As we walked, we talked about last year. Part of the reason for going back down to the river, to photograph the men flagellating themselves, was to overcome fear. “If you don’t go, you’ll just get more afraid,” he told me. Part of the reason, on my end, was to see if security had improved. So, we were not just going to photograph a news event – it was also some sort of way to help ourselves.

This year security was much tighter. Ropes were strung out, blocking off one quadrant of the square in front of the Central Bank, while others blocked off roads heading towards the river. A big man walked over and asked us who we were and where did we think we were going. I made a few jokes in Russian and the big guy answered.

For all of the security – and there was a lot – all it took was to have a shared foreign language to get us through. After 15 minutes, we were finally down on the strip of road running between the Abul Faz Mosque and the Kabul River.

We stood joking with a couple other journalists who had come down early. Groups of women in chadors – black or colorful as rainbows – streamed into the mosque to pray. Later, groups of men began to arrive.

The crowds came through a gate some 300 feet away and were frisked by armed police. The crowds were orderly – and the police professional – almost resembling the gates at the Afghan Premier League soccer finals a few weeks before – though much more somber.

In a three-story house still under construction and overlooking the normally busy road, a policeman was stationed with a machinegun. He wore belts of machinegun rounds wrapped around his belly in a shimmering gold cummerbund and drank tea from a golden teapot, but seemed aware enough. Trucks with machineguns mounted in their beds were parked along the edges of the road and police and border police were stationed every few meters along the top of the river’s retaining wall.

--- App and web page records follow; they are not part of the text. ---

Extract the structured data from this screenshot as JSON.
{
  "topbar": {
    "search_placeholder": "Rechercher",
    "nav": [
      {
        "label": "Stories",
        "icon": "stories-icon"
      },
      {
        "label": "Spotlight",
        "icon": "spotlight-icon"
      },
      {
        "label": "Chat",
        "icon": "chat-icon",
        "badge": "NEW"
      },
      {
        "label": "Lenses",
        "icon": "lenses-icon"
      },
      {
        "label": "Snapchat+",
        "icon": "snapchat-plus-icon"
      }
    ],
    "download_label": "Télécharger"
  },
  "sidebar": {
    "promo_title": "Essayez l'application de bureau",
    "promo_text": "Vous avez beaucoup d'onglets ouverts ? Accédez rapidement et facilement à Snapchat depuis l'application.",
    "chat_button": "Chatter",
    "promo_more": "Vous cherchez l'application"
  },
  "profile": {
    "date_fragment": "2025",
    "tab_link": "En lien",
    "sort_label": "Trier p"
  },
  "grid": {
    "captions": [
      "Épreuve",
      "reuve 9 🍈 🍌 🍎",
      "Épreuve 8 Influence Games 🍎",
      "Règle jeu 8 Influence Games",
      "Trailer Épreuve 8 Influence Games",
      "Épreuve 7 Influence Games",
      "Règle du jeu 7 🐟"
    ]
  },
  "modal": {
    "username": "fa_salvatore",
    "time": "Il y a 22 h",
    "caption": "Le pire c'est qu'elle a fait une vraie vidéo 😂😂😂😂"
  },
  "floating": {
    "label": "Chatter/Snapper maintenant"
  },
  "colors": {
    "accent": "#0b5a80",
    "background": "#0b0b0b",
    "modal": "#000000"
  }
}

Indeed, the only frenzy, the only disorder of the day, was when the flagellations and chanting started. Drops of blood flew through the air, spattering onlookers and flagellants alike, as everyone from young boys to old men beat themselves. The crowd thumped the rhythm of the chants on their chests. Dozens and dozens of onlookers had a mobile phone out, filming the event.

After a few hours, the rite had finished, all of the different mosque delegations had come through, and the square emptied. We walked home down the same road we had walked down the year before – this time through two police checkpoints. There was the familiar feeling of having put in a good day’s work – but also a lot of relief that things had changed this year.